The stories of pre-revolutionary Russia are quite remarkable. Saint Petersburg must have been quite a place, indeed, during the days of Russian nobility.
“The Same Old Story” is, but is also nothing but. It is, because it’s a story like so many of the others I’ve been reading lately. Boy moves from village to Saint Petersburg, seeking wealth and love. He then proceeds to make a bit of a fool of himself in the parlor rooms of the wealthy commercent and merchants as he pursues his passions and seeks his fortune. Long discussions far into the night – Saint Petersburg society it appears was lived between 9:00pm and 3:00am. This might make sense in Arabia, where the days are so hot that people save the nighttime for their amorous dalliances and social calls. But Petersburg at 3:00am must have been a hellishly cold place indeed.
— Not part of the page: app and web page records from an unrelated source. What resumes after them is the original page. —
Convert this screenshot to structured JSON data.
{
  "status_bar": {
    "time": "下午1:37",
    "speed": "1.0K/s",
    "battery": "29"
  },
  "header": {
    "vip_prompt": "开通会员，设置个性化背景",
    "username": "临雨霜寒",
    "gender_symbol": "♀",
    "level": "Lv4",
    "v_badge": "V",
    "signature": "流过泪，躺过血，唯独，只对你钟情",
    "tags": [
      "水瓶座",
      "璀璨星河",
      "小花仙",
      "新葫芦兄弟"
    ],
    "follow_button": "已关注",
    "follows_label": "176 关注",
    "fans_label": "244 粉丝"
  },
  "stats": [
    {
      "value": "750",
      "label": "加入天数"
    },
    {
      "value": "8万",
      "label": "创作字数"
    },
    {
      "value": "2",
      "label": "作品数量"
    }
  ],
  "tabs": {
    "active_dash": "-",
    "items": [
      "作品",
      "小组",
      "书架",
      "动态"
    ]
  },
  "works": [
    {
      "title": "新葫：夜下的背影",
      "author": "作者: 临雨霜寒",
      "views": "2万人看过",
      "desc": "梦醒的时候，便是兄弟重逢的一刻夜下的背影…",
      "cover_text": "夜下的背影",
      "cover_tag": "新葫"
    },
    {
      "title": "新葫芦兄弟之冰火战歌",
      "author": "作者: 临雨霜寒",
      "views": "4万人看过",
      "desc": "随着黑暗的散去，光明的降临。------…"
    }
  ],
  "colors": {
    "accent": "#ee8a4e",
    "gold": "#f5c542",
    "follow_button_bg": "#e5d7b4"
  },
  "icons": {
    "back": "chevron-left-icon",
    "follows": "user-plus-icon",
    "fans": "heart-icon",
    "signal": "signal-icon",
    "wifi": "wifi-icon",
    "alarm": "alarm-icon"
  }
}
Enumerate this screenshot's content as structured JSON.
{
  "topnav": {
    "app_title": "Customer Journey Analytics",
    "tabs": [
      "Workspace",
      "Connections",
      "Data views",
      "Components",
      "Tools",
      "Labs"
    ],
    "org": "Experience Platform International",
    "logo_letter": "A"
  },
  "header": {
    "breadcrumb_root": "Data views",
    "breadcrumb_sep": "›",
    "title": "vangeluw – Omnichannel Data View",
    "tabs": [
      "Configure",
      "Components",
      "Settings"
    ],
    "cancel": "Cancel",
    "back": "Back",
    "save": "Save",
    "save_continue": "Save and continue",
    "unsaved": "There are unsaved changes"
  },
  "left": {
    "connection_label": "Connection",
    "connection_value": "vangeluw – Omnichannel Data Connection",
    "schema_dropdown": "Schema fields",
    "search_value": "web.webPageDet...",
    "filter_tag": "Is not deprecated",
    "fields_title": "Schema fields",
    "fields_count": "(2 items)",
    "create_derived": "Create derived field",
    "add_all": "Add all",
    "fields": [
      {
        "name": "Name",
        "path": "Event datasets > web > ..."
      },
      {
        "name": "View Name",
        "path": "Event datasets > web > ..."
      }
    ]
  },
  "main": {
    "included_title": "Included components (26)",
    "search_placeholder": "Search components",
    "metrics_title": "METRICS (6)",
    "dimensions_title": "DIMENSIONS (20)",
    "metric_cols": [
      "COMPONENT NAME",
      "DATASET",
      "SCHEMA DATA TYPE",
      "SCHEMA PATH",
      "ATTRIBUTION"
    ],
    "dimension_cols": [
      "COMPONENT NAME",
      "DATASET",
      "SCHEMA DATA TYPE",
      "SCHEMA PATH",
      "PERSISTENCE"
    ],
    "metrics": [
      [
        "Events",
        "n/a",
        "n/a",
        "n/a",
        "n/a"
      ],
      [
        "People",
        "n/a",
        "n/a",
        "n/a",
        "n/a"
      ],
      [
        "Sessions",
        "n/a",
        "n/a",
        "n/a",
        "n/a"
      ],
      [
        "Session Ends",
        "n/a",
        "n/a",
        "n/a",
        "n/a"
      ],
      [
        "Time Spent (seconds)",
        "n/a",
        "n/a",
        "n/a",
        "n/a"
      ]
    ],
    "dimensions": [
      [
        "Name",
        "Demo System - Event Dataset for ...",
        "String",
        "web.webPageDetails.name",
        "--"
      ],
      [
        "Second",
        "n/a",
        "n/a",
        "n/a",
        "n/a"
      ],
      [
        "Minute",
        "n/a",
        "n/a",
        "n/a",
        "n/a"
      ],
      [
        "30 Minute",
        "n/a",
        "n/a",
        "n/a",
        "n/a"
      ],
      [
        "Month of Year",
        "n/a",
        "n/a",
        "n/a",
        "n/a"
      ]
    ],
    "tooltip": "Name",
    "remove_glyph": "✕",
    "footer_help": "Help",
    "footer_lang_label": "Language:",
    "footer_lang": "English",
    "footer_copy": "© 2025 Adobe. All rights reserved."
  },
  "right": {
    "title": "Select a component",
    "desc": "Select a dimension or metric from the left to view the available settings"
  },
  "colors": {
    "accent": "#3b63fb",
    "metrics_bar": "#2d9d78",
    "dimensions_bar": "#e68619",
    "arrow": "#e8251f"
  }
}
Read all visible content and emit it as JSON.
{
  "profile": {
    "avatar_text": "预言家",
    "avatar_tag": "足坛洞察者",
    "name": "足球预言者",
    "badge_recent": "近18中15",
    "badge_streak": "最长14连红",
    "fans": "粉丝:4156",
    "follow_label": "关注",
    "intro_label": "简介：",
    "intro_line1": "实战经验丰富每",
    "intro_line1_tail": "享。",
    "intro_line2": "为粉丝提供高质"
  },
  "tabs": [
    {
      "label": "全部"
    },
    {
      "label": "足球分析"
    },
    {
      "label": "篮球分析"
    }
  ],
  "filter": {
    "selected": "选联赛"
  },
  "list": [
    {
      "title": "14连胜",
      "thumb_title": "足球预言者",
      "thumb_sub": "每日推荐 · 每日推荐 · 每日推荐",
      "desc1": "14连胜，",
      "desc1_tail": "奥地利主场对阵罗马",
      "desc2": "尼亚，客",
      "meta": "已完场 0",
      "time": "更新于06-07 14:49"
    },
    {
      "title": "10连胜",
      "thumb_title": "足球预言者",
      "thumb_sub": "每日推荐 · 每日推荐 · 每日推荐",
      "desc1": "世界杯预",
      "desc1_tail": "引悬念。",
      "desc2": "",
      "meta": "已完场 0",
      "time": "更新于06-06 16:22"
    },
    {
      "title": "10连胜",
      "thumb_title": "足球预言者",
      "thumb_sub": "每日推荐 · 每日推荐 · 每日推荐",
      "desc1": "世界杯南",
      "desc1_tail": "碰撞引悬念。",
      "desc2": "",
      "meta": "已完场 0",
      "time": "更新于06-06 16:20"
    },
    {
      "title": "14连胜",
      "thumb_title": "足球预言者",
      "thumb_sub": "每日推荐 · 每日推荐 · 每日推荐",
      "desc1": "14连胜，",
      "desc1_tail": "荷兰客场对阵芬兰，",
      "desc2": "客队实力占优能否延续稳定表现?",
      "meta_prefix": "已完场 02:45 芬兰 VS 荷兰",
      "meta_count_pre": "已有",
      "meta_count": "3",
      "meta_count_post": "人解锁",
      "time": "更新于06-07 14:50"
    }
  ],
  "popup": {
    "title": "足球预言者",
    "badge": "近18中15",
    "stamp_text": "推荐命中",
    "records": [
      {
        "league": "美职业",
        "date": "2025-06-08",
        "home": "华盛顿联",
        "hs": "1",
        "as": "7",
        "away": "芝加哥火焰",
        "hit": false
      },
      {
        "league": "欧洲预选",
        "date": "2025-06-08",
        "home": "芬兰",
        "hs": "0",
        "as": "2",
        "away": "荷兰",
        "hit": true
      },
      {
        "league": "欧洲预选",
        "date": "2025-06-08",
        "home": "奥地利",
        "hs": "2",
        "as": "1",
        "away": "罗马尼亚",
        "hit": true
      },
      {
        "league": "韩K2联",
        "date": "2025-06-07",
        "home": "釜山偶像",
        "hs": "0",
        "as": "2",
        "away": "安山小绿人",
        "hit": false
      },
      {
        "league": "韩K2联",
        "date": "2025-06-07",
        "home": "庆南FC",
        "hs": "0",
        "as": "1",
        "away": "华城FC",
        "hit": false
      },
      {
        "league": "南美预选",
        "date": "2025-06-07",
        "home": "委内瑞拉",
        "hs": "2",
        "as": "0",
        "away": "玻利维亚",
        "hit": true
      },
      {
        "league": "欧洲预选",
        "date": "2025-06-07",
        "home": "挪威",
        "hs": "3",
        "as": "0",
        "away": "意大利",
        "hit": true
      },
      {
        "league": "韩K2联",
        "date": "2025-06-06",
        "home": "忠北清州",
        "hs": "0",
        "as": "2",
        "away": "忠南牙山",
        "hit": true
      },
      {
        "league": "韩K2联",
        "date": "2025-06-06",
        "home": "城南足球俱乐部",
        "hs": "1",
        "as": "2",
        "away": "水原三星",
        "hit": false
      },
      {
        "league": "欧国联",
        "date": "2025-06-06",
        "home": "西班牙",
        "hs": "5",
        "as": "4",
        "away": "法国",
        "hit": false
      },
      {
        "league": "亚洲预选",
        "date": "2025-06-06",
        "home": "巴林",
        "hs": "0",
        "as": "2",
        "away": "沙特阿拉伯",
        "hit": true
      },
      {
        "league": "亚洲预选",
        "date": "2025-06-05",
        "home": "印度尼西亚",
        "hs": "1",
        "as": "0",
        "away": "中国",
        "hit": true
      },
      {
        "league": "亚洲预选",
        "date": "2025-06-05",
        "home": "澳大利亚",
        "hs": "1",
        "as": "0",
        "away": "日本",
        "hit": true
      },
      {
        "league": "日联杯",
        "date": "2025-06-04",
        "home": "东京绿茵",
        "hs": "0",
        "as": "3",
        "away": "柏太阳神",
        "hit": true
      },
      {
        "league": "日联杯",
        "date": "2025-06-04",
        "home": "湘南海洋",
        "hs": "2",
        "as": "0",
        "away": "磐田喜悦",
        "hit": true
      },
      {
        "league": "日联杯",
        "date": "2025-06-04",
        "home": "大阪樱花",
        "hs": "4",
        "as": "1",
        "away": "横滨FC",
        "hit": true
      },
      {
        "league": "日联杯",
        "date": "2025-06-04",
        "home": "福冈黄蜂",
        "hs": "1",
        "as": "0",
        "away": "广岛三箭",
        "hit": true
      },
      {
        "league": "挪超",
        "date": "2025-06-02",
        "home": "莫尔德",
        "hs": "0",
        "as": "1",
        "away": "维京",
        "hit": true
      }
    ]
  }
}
From one parlor to another – drinking wine (rarely vodka) and talking about business and Paris and, of course, love. Then moving to another parlor; another host anxious to please, to be surrounded by the finest people of that great old city; writers and painters and industrialists. A girl comes in, quietly, to show herself to the crowd. She is in search of a matching that fits with her position and which will guarantee her future (and that of her family) in a land which is also predatory. She flirts, her eyes lighting upon the right man. Up and coming, with a trust – why is it all people back then had permanent incomes from trusts? – and then slipping away, to await the time-worn dance of courtship.
Letters, anxious and desperate. Uncomfortable supervised discussions in the libraries, sipping tea and speaking of French literature or Italian theater. Chaperoned walks through the gardens under the watchful eyes of the dowagers anxious to not have their precious flower spoiled. In between, angst ridden work, waiting, wondering.
Then it happens – rejection, betrayal. A better matching has come along. Despair, misery.
It is Tolstoy, Dostoevsky, Chernyshevsky – its Goncharov. I keep reading these extraordinary novelists trying to understand what happened. Which brings me to another question. What are the peasants doing while the snowflakes flit from party to party fighting with their hosts for the hand of a girl, a bigger dowry or a cushier job? The answer to these questions are found in soviet literature (from both sides of the issue, Fyodor Vasilievich Gladkov, Aleksandr Solzhenitsyn, Ayn Rand – books full of spit and fight and suffering); just like the answers to the aristocratic governance model were found in the revolution.
At any rate, though Ivan Goncharov thought his novel was “The Same Old Story”, for those of us who have come after – 150 years after – it is nothing but. I highly recommend this amazing Russian classic.